Main source of income of some kind of service fee charged to loan originators so their loans can be listed on the website. Such fee is tied to the volume of loans so the biggest loan originators pay the highest fees. This keeps platforms motivated to list as many loans as possible and to gain new loan originators as well.
The financial performance of such marketplaces is usually at break-even or loss making due to investor acquisition costs such as marketing expenses and sign-up bonuses. Long-term plan is to attract that many investors so they’re an attractive platform for as many loan originators as possible and to reduce marketing expenses after that.
The main message of this article is to distinguish between P2P lending and loan marketplace platforms.

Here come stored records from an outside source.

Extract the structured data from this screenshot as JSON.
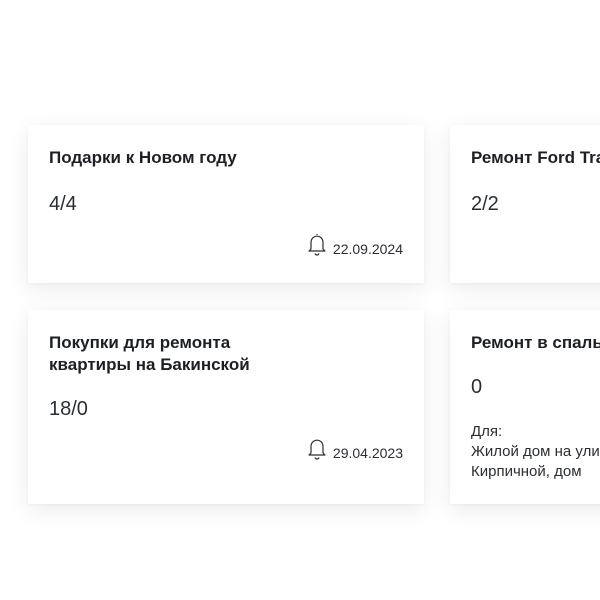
{
  "cards": [
    {
      "title": "Подарки к Новом году",
      "count": "4/4",
      "date": "22.09.2024",
      "icon": "bell-icon"
    },
    {
      "title": "Ремонт Ford Transit",
      "count": "2/2"
    },
    {
      "title": "Покупки для ремонта\nквартиры на Бакинской",
      "count": "18/0",
      "date": "29.04.2023",
      "icon": "bell-icon"
    },
    {
      "title": "Ремонт в спальне",
      "count": "0",
      "for_label": "Для:",
      "address": "Жилой дом на улице\nКирпичной, дом"
    }
  ]
}
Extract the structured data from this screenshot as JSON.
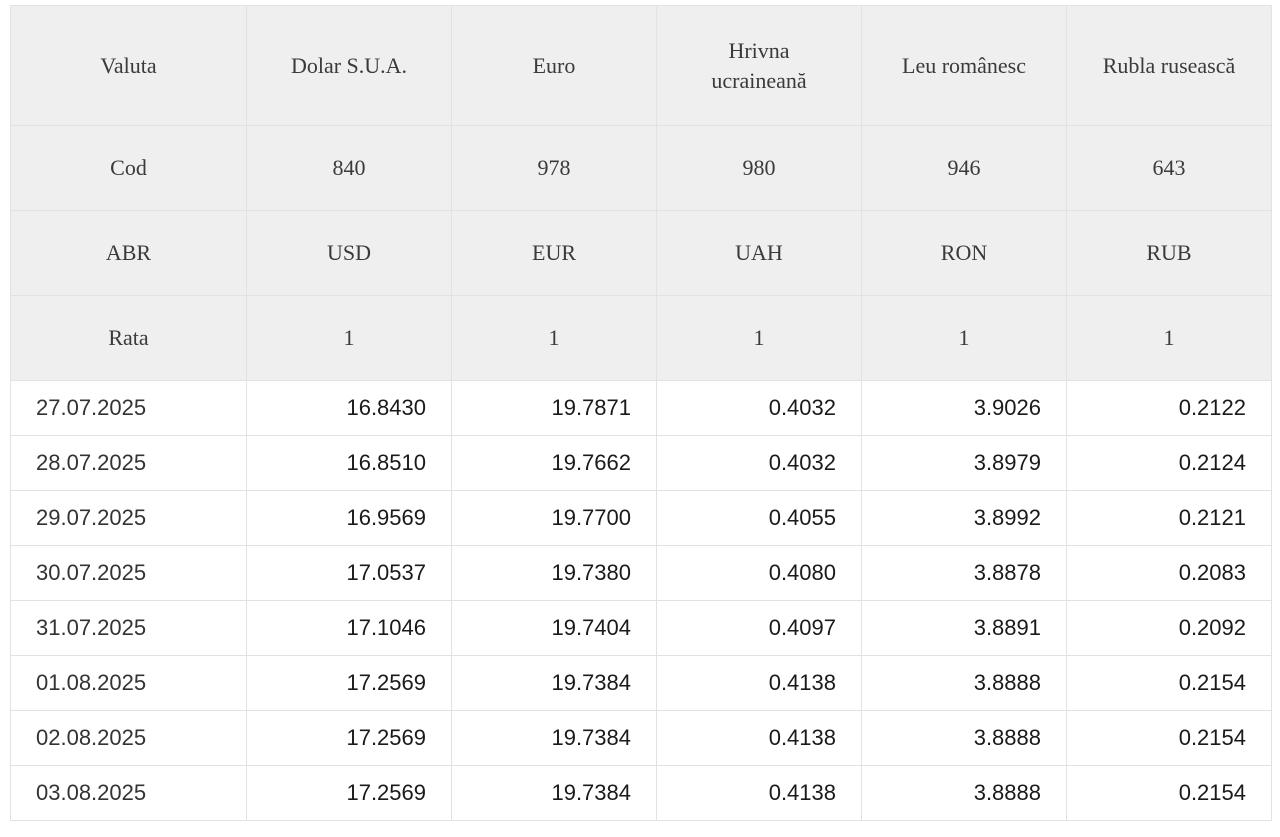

Even though it might seem similar and indeed some platforms are really trying that it looks virtually the same, by understanding the business model we can conclude that the risks are a lot different.
Personally, I don’t consider loan marketplaces to be related to P2P industry rather than P2B (where individuals have the opportunity to lend to established businesses) due to risks involved. And therefore, this might be an interesting opportunity for investors who would like to invest in the consumer financing industry through a variable (or fixed) interest loan.
I’m invested in loan marketplaces platforms for about 1 year now. Currently I’m in the position of slowly withdrawing my funds and keeping only some exposure towards the most reputable loan originators without shady practices such as exploiting grace periods, principal buy back in case of performing loans, with additional assurance on top of buy back guarantee and without any previous problems. And as you can imagine, there is a current shortage of those.
My recommendation would be to do an extensive due diligence about the platform you want to invest and about each loan originator separately before you loan him your money. The industry is unregulated and problems will definitely occur, it’s just a matter of time. Only the best platforms will be able to survive them. So make sure that your money is at the best possible place at all times.